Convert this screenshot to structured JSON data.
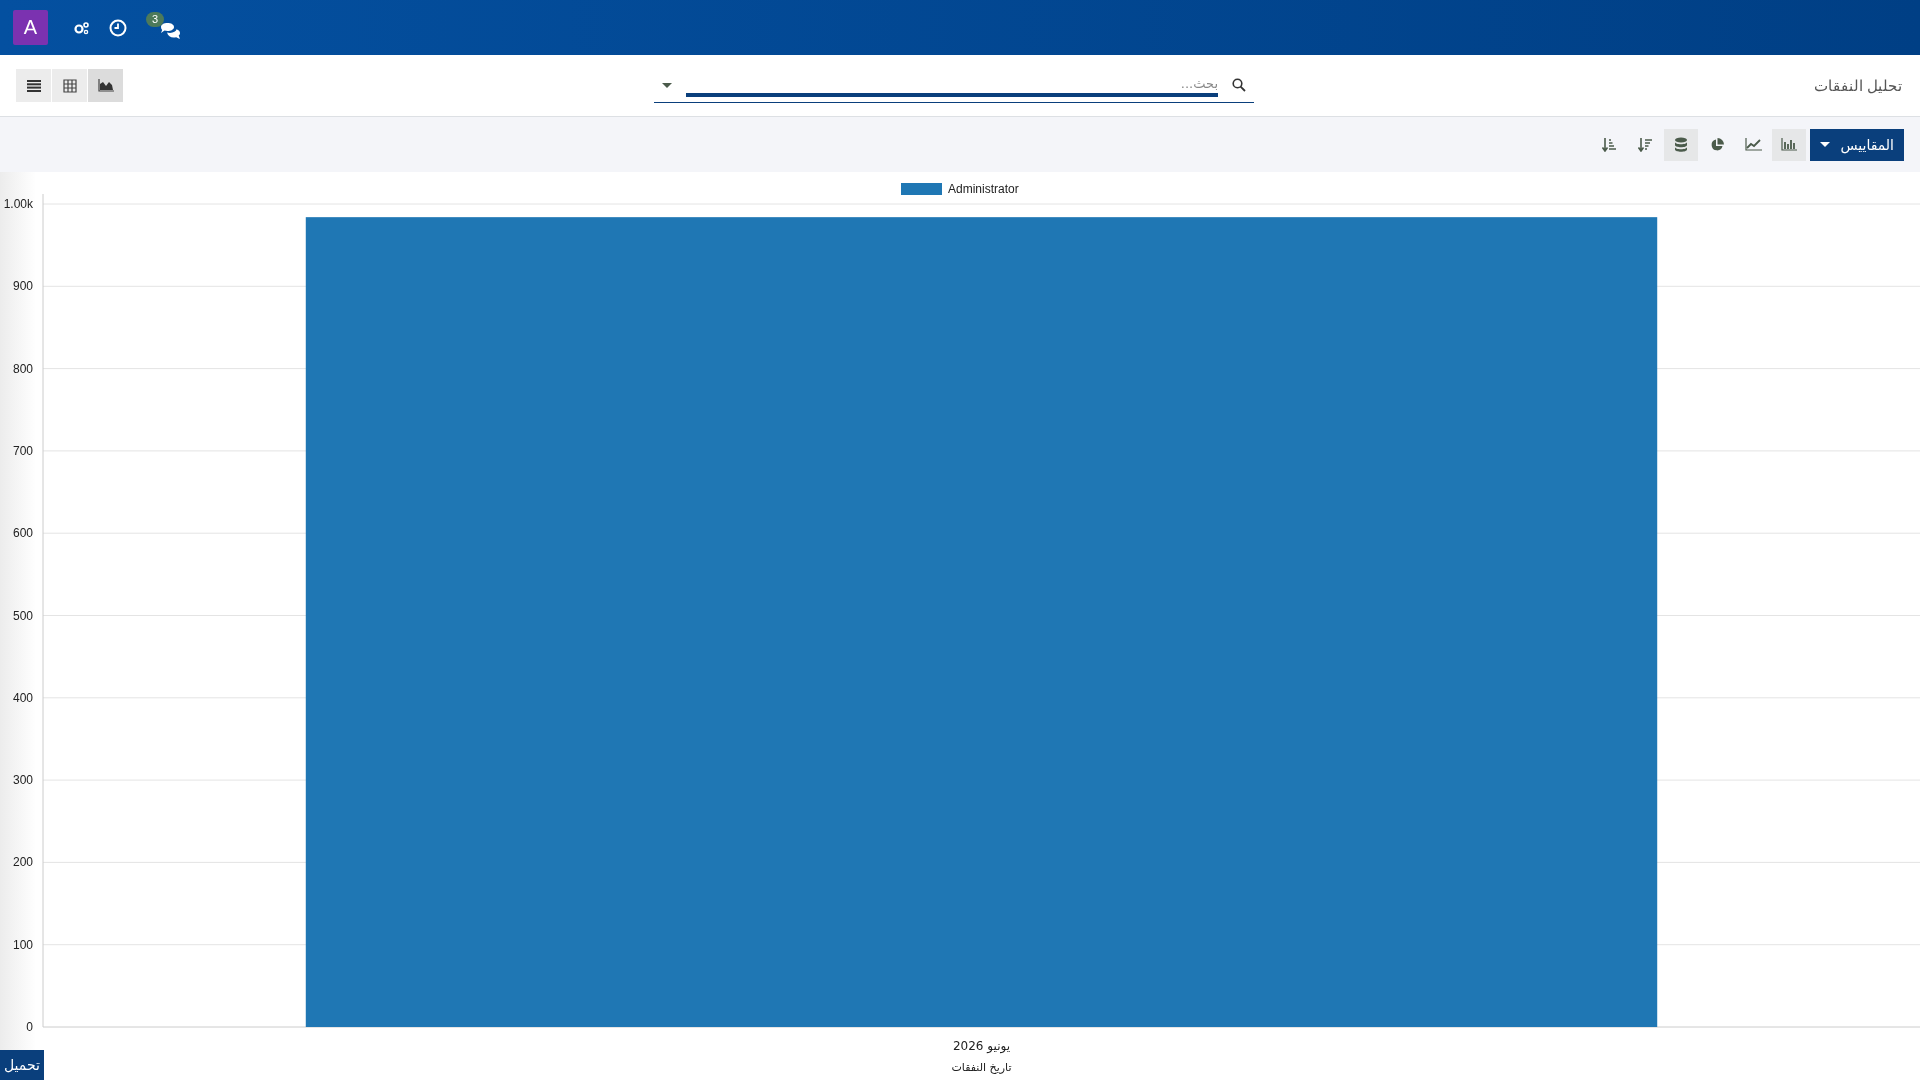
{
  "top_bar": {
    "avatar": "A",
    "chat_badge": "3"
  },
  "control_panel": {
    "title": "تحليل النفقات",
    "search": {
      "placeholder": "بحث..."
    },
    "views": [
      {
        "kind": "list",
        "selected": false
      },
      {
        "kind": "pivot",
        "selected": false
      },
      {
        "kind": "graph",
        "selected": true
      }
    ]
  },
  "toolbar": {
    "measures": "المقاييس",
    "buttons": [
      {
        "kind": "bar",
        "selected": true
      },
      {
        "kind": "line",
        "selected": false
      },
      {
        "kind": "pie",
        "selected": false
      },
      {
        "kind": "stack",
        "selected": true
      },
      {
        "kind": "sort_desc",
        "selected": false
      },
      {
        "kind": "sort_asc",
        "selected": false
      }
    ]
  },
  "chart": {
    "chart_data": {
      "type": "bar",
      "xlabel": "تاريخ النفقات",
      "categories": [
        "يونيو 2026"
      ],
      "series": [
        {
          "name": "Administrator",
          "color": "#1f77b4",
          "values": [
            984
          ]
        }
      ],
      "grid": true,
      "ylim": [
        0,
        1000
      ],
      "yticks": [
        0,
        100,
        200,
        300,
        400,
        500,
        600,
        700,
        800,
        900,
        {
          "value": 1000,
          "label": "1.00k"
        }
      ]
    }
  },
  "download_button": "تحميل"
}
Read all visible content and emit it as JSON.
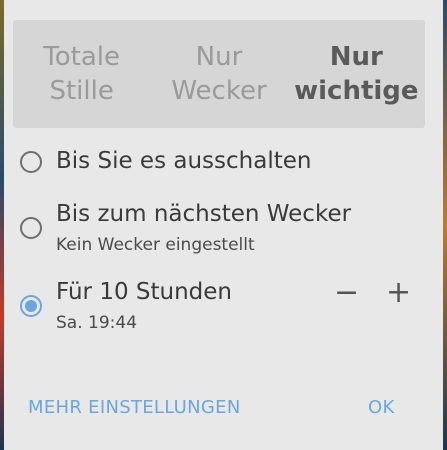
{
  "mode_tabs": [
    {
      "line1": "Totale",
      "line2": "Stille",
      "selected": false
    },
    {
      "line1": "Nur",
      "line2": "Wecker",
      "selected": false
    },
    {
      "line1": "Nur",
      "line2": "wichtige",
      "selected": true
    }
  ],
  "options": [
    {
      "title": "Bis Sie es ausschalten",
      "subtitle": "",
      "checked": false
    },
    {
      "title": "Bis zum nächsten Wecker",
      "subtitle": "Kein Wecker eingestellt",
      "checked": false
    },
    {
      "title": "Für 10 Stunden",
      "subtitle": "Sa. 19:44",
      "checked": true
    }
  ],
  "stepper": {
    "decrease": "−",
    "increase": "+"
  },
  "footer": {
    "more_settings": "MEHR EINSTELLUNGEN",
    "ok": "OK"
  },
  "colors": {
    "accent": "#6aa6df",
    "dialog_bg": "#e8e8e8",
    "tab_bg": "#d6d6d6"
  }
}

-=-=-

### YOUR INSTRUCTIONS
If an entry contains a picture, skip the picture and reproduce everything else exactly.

### SOLUTION TO THIS TASK
Convert this screenshot to structured JSON data.
{
  "top_bar": {
    "avatar": "A",
    "chat_badge": "3"
  },
  "control_panel": {
    "title": "تحليل النفقات",
    "search": {
      "placeholder": "بحث..."
    },
    "views": [
      {
        "kind": "list",
        "selected": false
      },
      {
        "kind": "pivot",
        "selected": false
      },
      {
        "kind": "graph",
        "selected": true
      }
    ]
  },
  "toolbar": {
    "measures": "المقاييس",
    "buttons": [
      {
        "kind": "bar",
        "selected": true
      },
      {
        "kind": "line",
        "selected": false
      },
      {
        "kind": "pie",
        "selected": false
      },
      {
        "kind": "stack",
        "selected": true
      },
      {
        "kind": "sort_desc",
        "selected": false
      },
      {
        "kind": "sort_asc",
        "selected": false
      }
    ]
  },
  "chart": {
    "chart_data": {
      "type": "bar",
      "xlabel": "تاريخ النفقات",
      "categories": [
        "يونيو 2026"
      ],
      "series": [
        {
          "name": "Administrator",
          "color": "#1f77b4",
          "values": [
            984
          ]
        }
      ],
      "grid": true,
      "ylim": [
        0,
        1000
      ],
      "yticks": [
        0,
        100,
        200,
        300,
        400,
        500,
        600,
        700,
        800,
        900,
        {
          "value": 1000,
          "label": "1.00k"
        }
      ]
    }
  },
  "download_button": "تحميل"
}
Read all visible content and emit it as JSON.
{
  "mode_tabs": [
    {
      "line1": "Totale",
      "line2": "Stille",
      "selected": false
    },
    {
      "line1": "Nur",
      "line2": "Wecker",
      "selected": false
    },
    {
      "line1": "Nur",
      "line2": "wichtige",
      "selected": true
    }
  ],
  "options": [
    {
      "title": "Bis Sie es ausschalten",
      "subtitle": "",
      "checked": false
    },
    {
      "title": "Bis zum nächsten Wecker",
      "subtitle": "Kein Wecker eingestellt",
      "checked": false
    },
    {
      "title": "Für 10 Stunden",
      "subtitle": "Sa. 19:44",
      "checked": true
    }
  ],
  "stepper": {
    "decrease": "−",
    "increase": "+"
  },
  "footer": {
    "more_settings": "MEHR EINSTELLUNGEN",
    "ok": "OK"
  },
  "colors": {
    "accent": "#6aa6df",
    "dialog_bg": "#e8e8e8",
    "tab_bg": "#d6d6d6"
  }
}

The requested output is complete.